Razer tests the waters with Project Fiona at CES

Razer's Project Fiona looks just like you'd expect a prototype to look. Despite a thick but standard tablet-style body and 10.1 inch touchscreen, it has some unfinished aluminum struts sticking out of either side, with not-quite-perfect joysticks and buttons placed unceremoniously on the top. In short, it's a manufactured idea and not a real product just yet. And Razer's purpose at CES last week was to judge, reps told me, just how good that idea actually was.

Playing with the Project Fiona tablet doesn't feel quite right, but not because the games don't work. The Intel Core i7 processor powers a full Windows 7 installation (though it will eventually run Windows 8, says Razer), and the two prototypes at the show had full PC games on them, including the excellent Warhammer 40K: Space Marine. It ran quite well, but it was still difficult to play -- those joysticks and buttons just aren't fully in the right places. My thumbs did find and learn to use them after a few minutes of play, but it's unclear why, when Razer is already borrowing the "console controller" setup, the buttons are so strangely placed.

After about twenty minutes of handling and playing with Project Fiona, I came to the biggest question about the prototype: Why?

Even Razer itself is confused (or at least pretends to be so) about what Project Fiona actually is. The company calls it "a tablet designed for PC gaming," but it's not a tablet in that it doesn't run Android or any tablet apps. There is a touch surface on the front, and Razer suggests that PC games could eventually have touch interaction built in, though it would rather put that responsibility in developers' hands. In its current state, Project Fiona is just a really thin, powerful PC with a touchscreen and console controls, which makes you wonder why Razer thinks PC gamers want to abandon the mouse and keyboard setup they appreciate so much for this portable Frankenstein.

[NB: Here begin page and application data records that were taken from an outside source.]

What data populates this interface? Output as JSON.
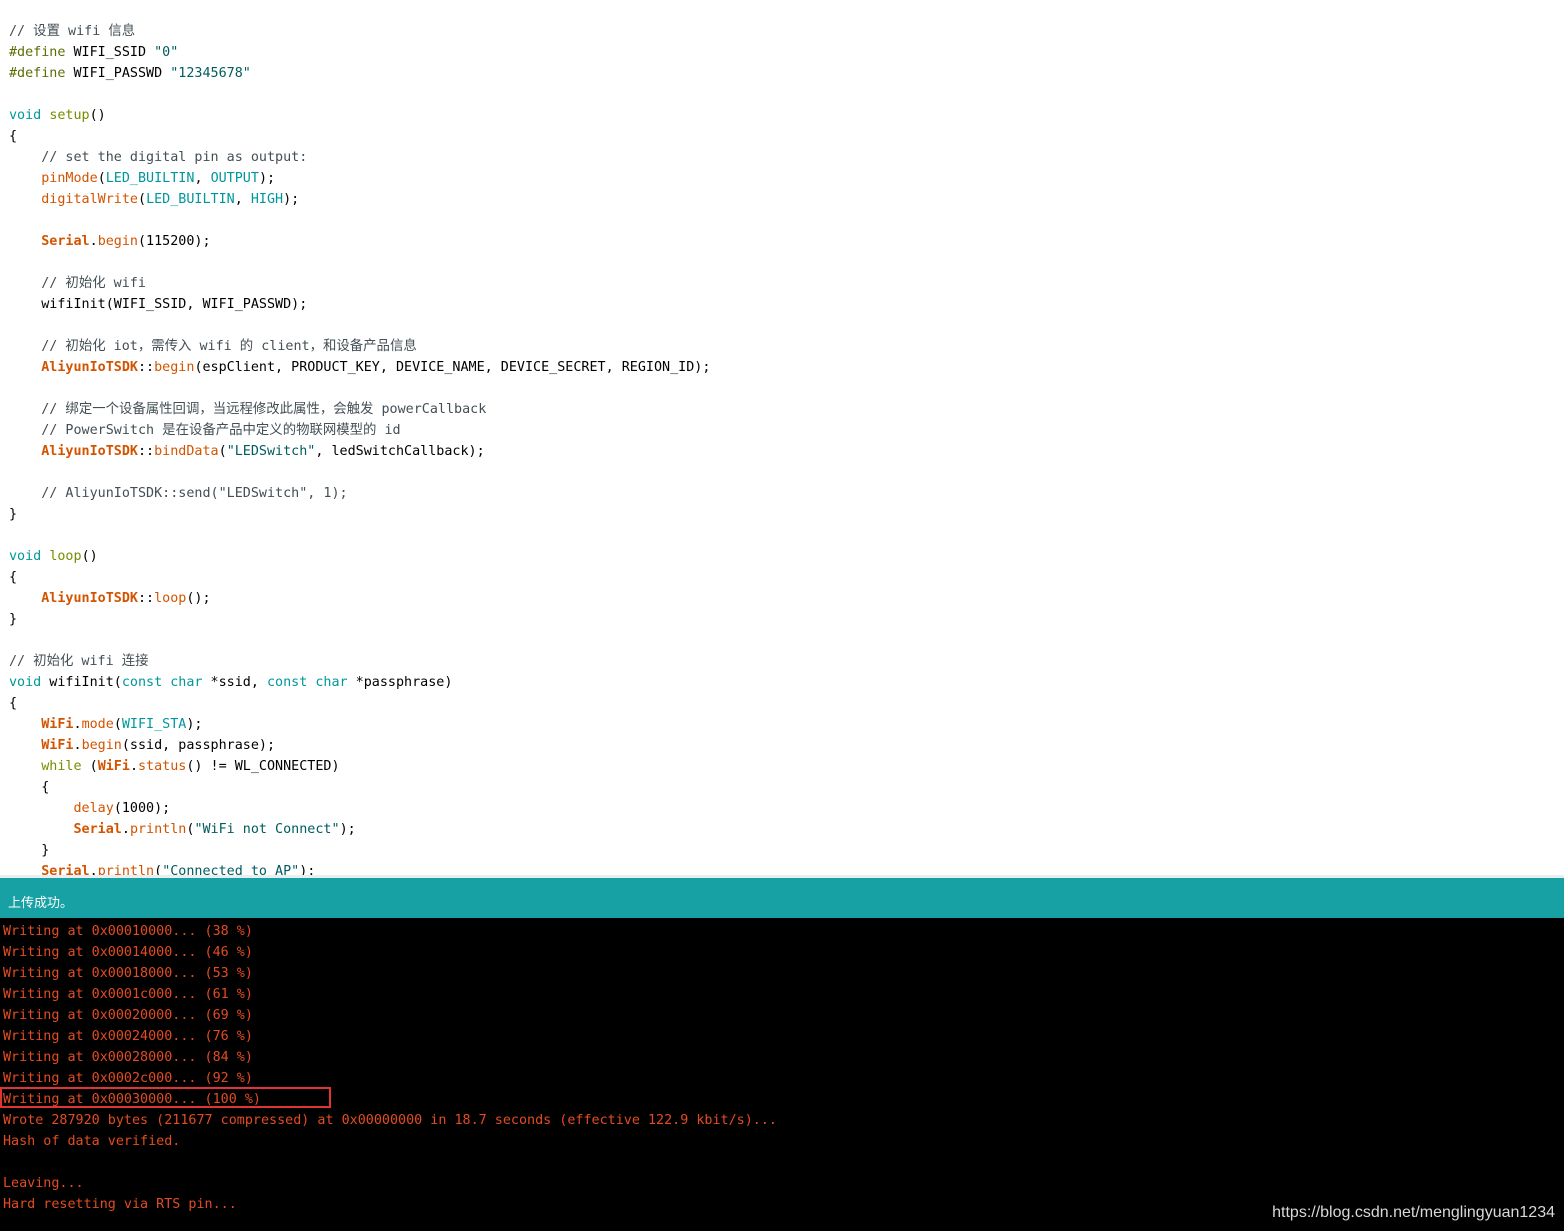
{
  "colors": {
    "status_bar": "#17a1a5",
    "console_bg": "#000000",
    "console_text": "#e34c22",
    "highlight_border": "#e03434"
  },
  "code_lines": [
    [
      {
        "t": "// 设置 wifi 信息",
        "c": "comment"
      }
    ],
    [
      {
        "t": "#define",
        "c": "pre"
      },
      {
        "t": " WIFI_SSID ",
        "c": "plain"
      },
      {
        "t": "\"0\"",
        "c": "string"
      }
    ],
    [
      {
        "t": "#define",
        "c": "pre"
      },
      {
        "t": " WIFI_PASSWD ",
        "c": "plain"
      },
      {
        "t": "\"12345678\"",
        "c": "string"
      }
    ],
    [],
    [
      {
        "t": "void",
        "c": "type"
      },
      {
        "t": " ",
        "c": "plain"
      },
      {
        "t": "setup",
        "c": "kw"
      },
      {
        "t": "()",
        "c": "plain"
      }
    ],
    [
      {
        "t": "{",
        "c": "plain"
      }
    ],
    [
      {
        "t": "    // set the digital pin as output:",
        "c": "comment"
      }
    ],
    [
      {
        "t": "    ",
        "c": "plain"
      },
      {
        "t": "pinMode",
        "c": "func"
      },
      {
        "t": "(",
        "c": "plain"
      },
      {
        "t": "LED_BUILTIN",
        "c": "const"
      },
      {
        "t": ", ",
        "c": "plain"
      },
      {
        "t": "OUTPUT",
        "c": "const"
      },
      {
        "t": ");",
        "c": "plain"
      }
    ],
    [
      {
        "t": "    ",
        "c": "plain"
      },
      {
        "t": "digitalWrite",
        "c": "func"
      },
      {
        "t": "(",
        "c": "plain"
      },
      {
        "t": "LED_BUILTIN",
        "c": "const"
      },
      {
        "t": ", ",
        "c": "plain"
      },
      {
        "t": "HIGH",
        "c": "const"
      },
      {
        "t": ");",
        "c": "plain"
      }
    ],
    [],
    [
      {
        "t": "    ",
        "c": "plain"
      },
      {
        "t": "Serial",
        "c": "class"
      },
      {
        "t": ".",
        "c": "plain"
      },
      {
        "t": "begin",
        "c": "func"
      },
      {
        "t": "(115200);",
        "c": "plain"
      }
    ],
    [],
    [
      {
        "t": "    // 初始化 wifi",
        "c": "comment"
      }
    ],
    [
      {
        "t": "    wifiInit(WIFI_SSID, WIFI_PASSWD);",
        "c": "plain"
      }
    ],
    [],
    [
      {
        "t": "    // 初始化 iot，需传入 wifi 的 client，和设备产品信息",
        "c": "comment"
      }
    ],
    [
      {
        "t": "    ",
        "c": "plain"
      },
      {
        "t": "AliyunIoTSDK",
        "c": "class"
      },
      {
        "t": "::",
        "c": "plain"
      },
      {
        "t": "begin",
        "c": "func"
      },
      {
        "t": "(espClient, PRODUCT_KEY, DEVICE_NAME, DEVICE_SECRET, REGION_ID);",
        "c": "plain"
      }
    ],
    [],
    [
      {
        "t": "    // 绑定一个设备属性回调，当远程修改此属性，会触发 powerCallback",
        "c": "comment"
      }
    ],
    [
      {
        "t": "    // PowerSwitch 是在设备产品中定义的物联网模型的 id",
        "c": "comment"
      }
    ],
    [
      {
        "t": "    ",
        "c": "plain"
      },
      {
        "t": "AliyunIoTSDK",
        "c": "class"
      },
      {
        "t": "::",
        "c": "plain"
      },
      {
        "t": "bindData",
        "c": "func"
      },
      {
        "t": "(",
        "c": "plain"
      },
      {
        "t": "\"LEDSwitch\"",
        "c": "string"
      },
      {
        "t": ", ledSwitchCallback);",
        "c": "plain"
      }
    ],
    [],
    [
      {
        "t": "    // AliyunIoTSDK::send(\"LEDSwitch\", 1);",
        "c": "comment"
      }
    ],
    [
      {
        "t": "}",
        "c": "plain"
      }
    ],
    [],
    [
      {
        "t": "void",
        "c": "type"
      },
      {
        "t": " ",
        "c": "plain"
      },
      {
        "t": "loop",
        "c": "kw"
      },
      {
        "t": "()",
        "c": "plain"
      }
    ],
    [
      {
        "t": "{",
        "c": "plain"
      }
    ],
    [
      {
        "t": "    ",
        "c": "plain"
      },
      {
        "t": "AliyunIoTSDK",
        "c": "class"
      },
      {
        "t": "::",
        "c": "plain"
      },
      {
        "t": "loop",
        "c": "func"
      },
      {
        "t": "();",
        "c": "plain"
      }
    ],
    [
      {
        "t": "}",
        "c": "plain"
      }
    ],
    [],
    [
      {
        "t": "// 初始化 wifi 连接",
        "c": "comment"
      }
    ],
    [
      {
        "t": "void",
        "c": "type"
      },
      {
        "t": " wifiInit(",
        "c": "plain"
      },
      {
        "t": "const",
        "c": "type"
      },
      {
        "t": " ",
        "c": "plain"
      },
      {
        "t": "char",
        "c": "type"
      },
      {
        "t": " *ssid, ",
        "c": "plain"
      },
      {
        "t": "const",
        "c": "type"
      },
      {
        "t": " ",
        "c": "plain"
      },
      {
        "t": "char",
        "c": "type"
      },
      {
        "t": " *passphrase)",
        "c": "plain"
      }
    ],
    [
      {
        "t": "{",
        "c": "plain"
      }
    ],
    [
      {
        "t": "    ",
        "c": "plain"
      },
      {
        "t": "WiFi",
        "c": "class"
      },
      {
        "t": ".",
        "c": "plain"
      },
      {
        "t": "mode",
        "c": "func"
      },
      {
        "t": "(",
        "c": "plain"
      },
      {
        "t": "WIFI_STA",
        "c": "const"
      },
      {
        "t": ");",
        "c": "plain"
      }
    ],
    [
      {
        "t": "    ",
        "c": "plain"
      },
      {
        "t": "WiFi",
        "c": "class"
      },
      {
        "t": ".",
        "c": "plain"
      },
      {
        "t": "begin",
        "c": "func"
      },
      {
        "t": "(ssid, passphrase);",
        "c": "plain"
      }
    ],
    [
      {
        "t": "    ",
        "c": "plain"
      },
      {
        "t": "while",
        "c": "kw"
      },
      {
        "t": " (",
        "c": "plain"
      },
      {
        "t": "WiFi",
        "c": "class"
      },
      {
        "t": ".",
        "c": "plain"
      },
      {
        "t": "status",
        "c": "func"
      },
      {
        "t": "() != WL_CONNECTED)",
        "c": "plain"
      }
    ],
    [
      {
        "t": "    {",
        "c": "plain"
      }
    ],
    [
      {
        "t": "        ",
        "c": "plain"
      },
      {
        "t": "delay",
        "c": "func"
      },
      {
        "t": "(1000);",
        "c": "plain"
      }
    ],
    [
      {
        "t": "        ",
        "c": "plain"
      },
      {
        "t": "Serial",
        "c": "class"
      },
      {
        "t": ".",
        "c": "plain"
      },
      {
        "t": "println",
        "c": "func"
      },
      {
        "t": "(",
        "c": "plain"
      },
      {
        "t": "\"WiFi not Connect\"",
        "c": "string"
      },
      {
        "t": ");",
        "c": "plain"
      }
    ],
    [
      {
        "t": "    }",
        "c": "plain"
      }
    ],
    [
      {
        "t": "    ",
        "c": "plain"
      },
      {
        "t": "Serial",
        "c": "class"
      },
      {
        "t": ".",
        "c": "plain"
      },
      {
        "t": "println",
        "c": "func"
      },
      {
        "t": "(",
        "c": "plain"
      },
      {
        "t": "\"Connected to AP\"",
        "c": "string"
      },
      {
        "t": ");",
        "c": "plain"
      }
    ]
  ],
  "status": {
    "message": "上传成功。"
  },
  "console": {
    "lines": [
      "Writing at 0x00010000... (38 %)",
      "Writing at 0x00014000... (46 %)",
      "Writing at 0x00018000... (53 %)",
      "Writing at 0x0001c000... (61 %)",
      "Writing at 0x00020000... (69 %)",
      "Writing at 0x00024000... (76 %)",
      "Writing at 0x00028000... (84 %)",
      "Writing at 0x0002c000... (92 %)",
      "Writing at 0x00030000... (100 %)",
      "Wrote 287920 bytes (211677 compressed) at 0x00000000 in 18.7 seconds (effective 122.9 kbit/s)...",
      "Hash of data verified.",
      "",
      "Leaving...",
      "Hard resetting via RTS pin..."
    ],
    "highlighted_line_index": 8
  },
  "watermark": "https://blog.csdn.net/menglingyuan1234"
}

Razer has made this device "to get feedback from the fans," Associate Manager of Product Marketing Hilmar Hahn told me. "If the demand is very strong, we'll decide if it'll launch." The company has had some success with this kind of process before -- last year's CES prototype was the Switchblade concept, which eventually became the $2800 Blade laptop.

That model was tamed as it went from concept to reality. While the Blade keeps the Switchblade's video buttons and embedded touchscreen, it's a much more conventional, if very well made (thinner than the same-sized Apple MacBook, actually) laptop than a category-defining showpiece. But Razer also promises that a real Project Fiona product is "more likely than the Switchblade" was, and that if it is made it would be sold for "less than $1000," which would give it a very difference audience than the pricey Blade.

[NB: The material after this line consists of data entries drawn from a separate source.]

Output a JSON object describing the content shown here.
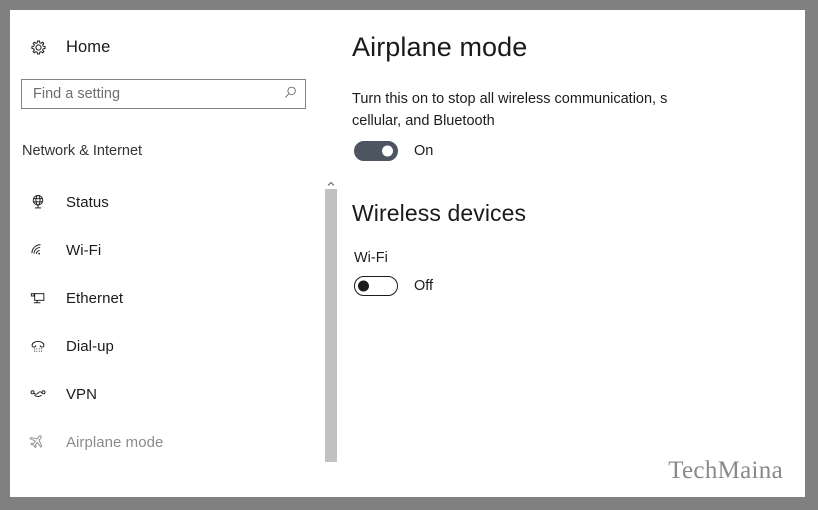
{
  "window": {
    "home_label": "Home",
    "home_icon": "gear-icon"
  },
  "search": {
    "placeholder": "Find a setting",
    "value": "",
    "icon": "search-icon"
  },
  "sidebar": {
    "category": "Network & Internet",
    "items": [
      {
        "label": "Status",
        "icon": "globe-monitor-icon",
        "active": false
      },
      {
        "label": "Wi-Fi",
        "icon": "wifi-icon",
        "active": false
      },
      {
        "label": "Ethernet",
        "icon": "ethernet-icon",
        "active": false
      },
      {
        "label": "Dial-up",
        "icon": "dialup-phone-icon",
        "active": false
      },
      {
        "label": "VPN",
        "icon": "vpn-icon",
        "active": false
      },
      {
        "label": "Airplane mode",
        "icon": "airplane-icon",
        "active": true
      }
    ]
  },
  "scrollbar": {
    "up_arrow_icon": "chevron-up-icon"
  },
  "main": {
    "title": "Airplane mode",
    "description": "Turn this on to stop all wireless communication, s\ncellular, and Bluetooth",
    "airplane_toggle": {
      "state_label": "On",
      "checked": true
    },
    "section_heading": "Wireless devices",
    "device_label": "Wi-Fi",
    "wifi_toggle": {
      "state_label": "Off",
      "checked": false
    }
  },
  "watermark": {
    "text": "TechMaina"
  },
  "colors": {
    "frame": "#808080",
    "toggle_on": "#4c5560",
    "toggle_off_border": "#1b1b1b",
    "scroll_thumb": "#c1c1c1",
    "active_nav_text": "#8c8c8c",
    "watermark": "#8a8a8a"
  }
}
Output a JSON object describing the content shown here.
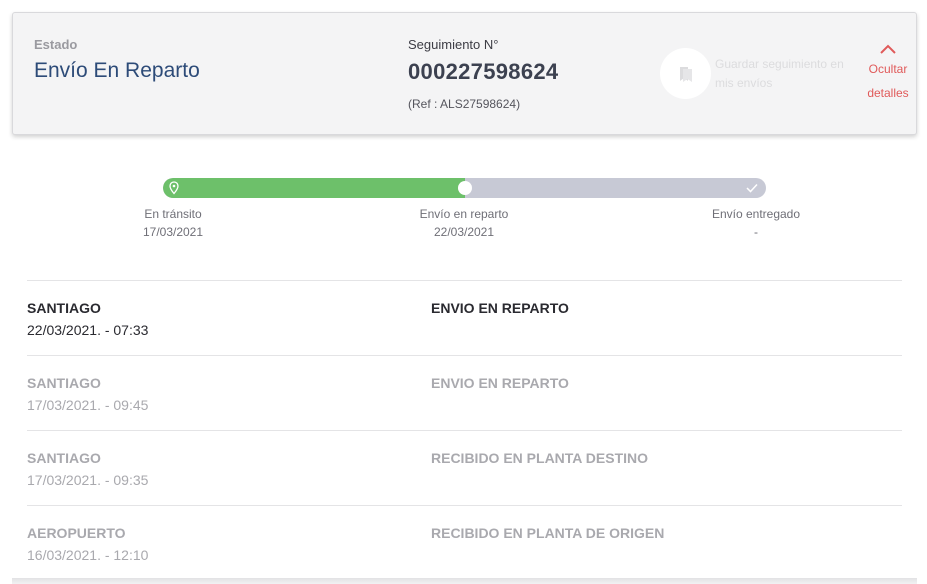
{
  "status": {
    "label": "Estado",
    "value": "Envío En Reparto"
  },
  "tracking": {
    "label": "Seguimiento N°",
    "number": "000227598624",
    "ref": "(Ref : ALS27598624)"
  },
  "save": {
    "label": "Guardar seguimiento en mis envíos",
    "icon": "bookmark-icon"
  },
  "toggle": {
    "label": "Ocultar detalles",
    "icon": "chevron-up-icon",
    "color": "#e05a5a"
  },
  "progress": {
    "filled_fraction": 0.5,
    "colors": {
      "filled": "#6dc06a",
      "empty": "#c7c9d5"
    },
    "steps": [
      {
        "label": "En tránsito",
        "date": "17/03/2021",
        "icon": "location-pin-icon"
      },
      {
        "label": "Envío en reparto",
        "date": "22/03/2021"
      },
      {
        "label": "Envío entregado",
        "date": "-",
        "icon": "check-icon"
      }
    ]
  },
  "history": [
    {
      "place": "SANTIAGO",
      "datetime": "22/03/2021. - 07:33",
      "event": "ENVIO EN REPARTO",
      "active": true
    },
    {
      "place": "SANTIAGO",
      "datetime": "17/03/2021. - 09:45",
      "event": "ENVIO EN REPARTO",
      "active": false
    },
    {
      "place": "SANTIAGO",
      "datetime": "17/03/2021. - 09:35",
      "event": "RECIBIDO EN PLANTA DESTINO",
      "active": false
    },
    {
      "place": "AEROPUERTO",
      "datetime": "16/03/2021. - 12:10",
      "event": "RECIBIDO EN PLANTA DE ORIGEN",
      "active": false
    }
  ]
}
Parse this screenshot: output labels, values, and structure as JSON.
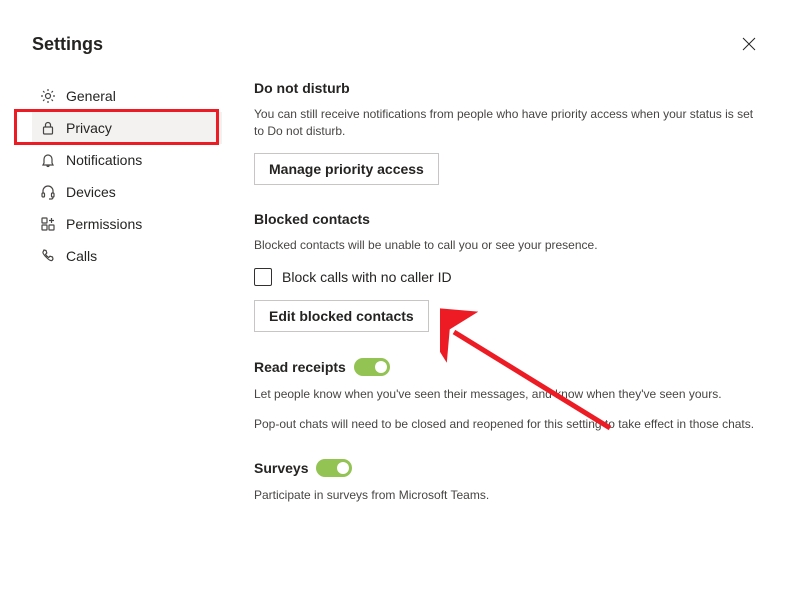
{
  "title": "Settings",
  "sidebar": {
    "items": [
      {
        "label": "General"
      },
      {
        "label": "Privacy"
      },
      {
        "label": "Notifications"
      },
      {
        "label": "Devices"
      },
      {
        "label": "Permissions"
      },
      {
        "label": "Calls"
      }
    ]
  },
  "sections": {
    "dnd": {
      "title": "Do not disturb",
      "desc": "You can still receive notifications from people who have priority access when your status is set to Do not disturb.",
      "button": "Manage priority access"
    },
    "blocked": {
      "title": "Blocked contacts",
      "desc": "Blocked contacts will be unable to call you or see your presence.",
      "checkbox": "Block calls with no caller ID",
      "button": "Edit blocked contacts"
    },
    "receipts": {
      "title": "Read receipts",
      "desc1": "Let people know when you've seen their messages, and know when they've seen yours.",
      "desc2": "Pop-out chats will need to be closed and reopened for this setting to take effect in those chats."
    },
    "surveys": {
      "title": "Surveys",
      "desc": "Participate in surveys from Microsoft Teams."
    }
  }
}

There's one more wrinkle here: While playing with Space Marine on the tablet, I casually mentioned that I'd already played that game on a touchscreen device. It's available on OnLive, and though the OnLive iPad app hasn't made it to the public yet, the game works fine on an early release version of the app. Hahn nodded solemnly, and took the tablet back to show that OnLive was installed and ready to go on Project Fiona. "We are actually talking to them, and we did integrate their client," he said.

Which brings up yet another question. If a gamer just wants to run PC games on OnLive while on the move, why spend $1000 on all the hardware when even a low-power tablet or laptop will run it? "It's almost there," said Hahn, "but [running the game locally] is a little bit more high-definition than OnLive can handle yet. It's definitely something that shouldn't be ignored, however," Hahn said.

In that sense, Project Fiona is a piece of hardware overlapping two worlds. It connects the high-end PC gaming software and hardware of old, with the tablet enclosure and controller interface of the new. It bridges both of those worlds, aiming to let PC gamers render their polygons locally and in high-def, while also using joysticks and buttons while out and about. But the question remains: Why does Razer think those worlds need to be connected at all?

This article was originally published on Joystiq.